In 1850, Cardinal Nicholas Wiseman wrote his fellow-Englishmen from Rome, announcing that Pius IX had restored the diocesan hierarchy in England and that he, Wiseman, would be cardinal archbishop of Westminster. “From Out the Flaminian Gate,” a pastoral letter longer on baroque rhetoric than ecumenical diplomacy, caused a perfect storm in Protestant England. Queen Victoria wondered whether she remained the sovereign. Lord John Russell, the prime minister, said he would rely on the good sense of the English people, who “looked with contempt on the mummeries of superstition.” The Anglican archbishop of York warned that Rome was plotting Anglicanism’s “captivity and ruin.”
As things turned out, Anglicanism proved quite capable of arranging its own sad ruin. Today, Catholics (their ranks bolstered by a substantial number of Polish immigrants) are the largest number of Christian churchgoers in England. The Church of England is the Christian community to which most Englishmen know that they, and their parents and grandparents, once belonged. England’s cause, and Anglicanism’s, are no longer thought to be the same.
Which was once the case, and for centuries. At the level of national mythology, modern state-building in 16th century England had a premier Catholic villain: the Spanish bogeyman, Philip II, with his Armada. Perhaps more importantly in ordinary people’s lives, the formation of the modern state in Tudor England went hand-in-(mailed)-glove with the state-sponsored and state-enforced demolition of traditional Catholic piety in favor of Protestant doctrine and practice, in what historian Eamon Duffy dubbed “the stripping of the altars.” By 1688, with the staunchly Protestant William and Mary enthroned and James II in exile, to be an English patriot was to be Protestant. Catholicism was dangerously “other.”
That the storm of controversy Nicholas Wiseman caused in 1850 is inconceivable now — that contemporary calls for England’s conversion would likely meet yawns rather than outrage — says a lot about the land that once produced such great Christian allegorists as John Bunyan, John Milton, and C.S. Lewis. “English = Protestant” has been replaced by a new equation: “English = Multiculturally P.C.” Evensong is still sung superbly in King’s College chapel, Cambridge; but the psalms and canticles echo amidst the real absence. Bunyan’s Pilgrim has come to an even deeper slough: not of despond, but of spiritual apathy and boredom.

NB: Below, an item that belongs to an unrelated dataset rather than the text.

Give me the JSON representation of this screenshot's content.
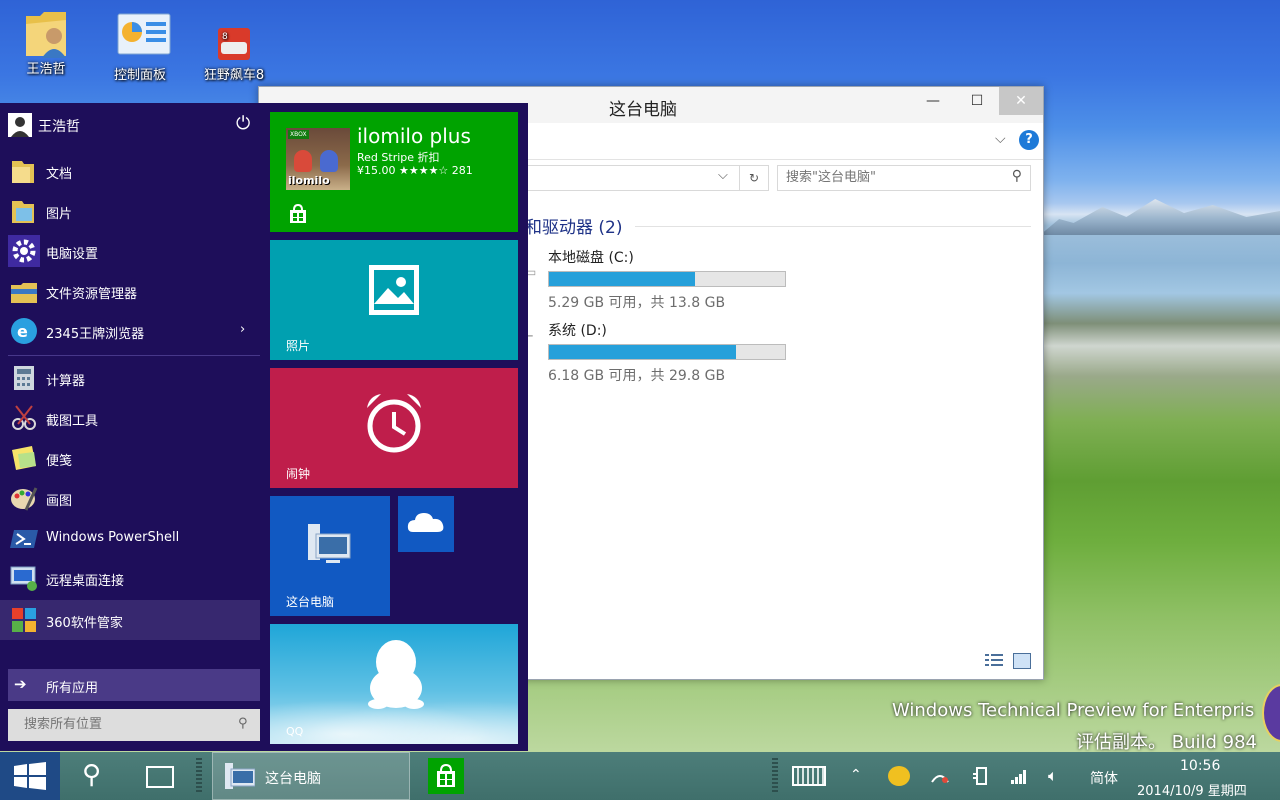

Into that slough now rides Father Aidan Nichols, the distinguished English Dominican theologian. His small book, The Realm: An Unfashionable Essay on the Conversion of England, makes a bold claim about the past and a bold wager about the future: “England is in fact inseparable from Catholicism, unimaginable without it.” Moreover, Father Nichols argues, to preach, teach, propose, and invite the conversion of England is not bad manners, but true courtesy. Replying to a BBC interviewer who fretted that England’s return to the Catholic orbit would violate contemporary ecumenical and multiculturalist sensibilities, Nichols responded in a tone that might have commended itself to Cardinal Wiseman, before he put pen to parchment outside the Flaminian Gate:
“…if Catholic Christianity conveys in human form the divine revelation which is the greatest truth, goodness, and beauty man can know, then all the elements of truth, goodness, and beauty in the theory and practice of other forms of Christianity and indeed in other faith traditions would attain their crown in this [Catholic] context, would come to their intended fulfillment.”
Father Nichols’ description of the cultural challenges of the New Evangelization after Vatican II rings true far beyond Land’s End: our problem today is less the new atheism than the new apathy, an apathy that has grown exponentially amidst uninteresting and soggy Christianity, material wealth, and the decline of any public consensus that some things are, simply, true. Like those who will read him with appreciation here in the former colonies, Father Nichols also recognizes that the challenge of spiritual boredom in post-Christian culture cannot be met by Catholic Lite. It can only be met, and the 21st century world converted, by Catholicism in full.
On that, Aidan Nichols and Nicholas Wiseman would be fully agreed.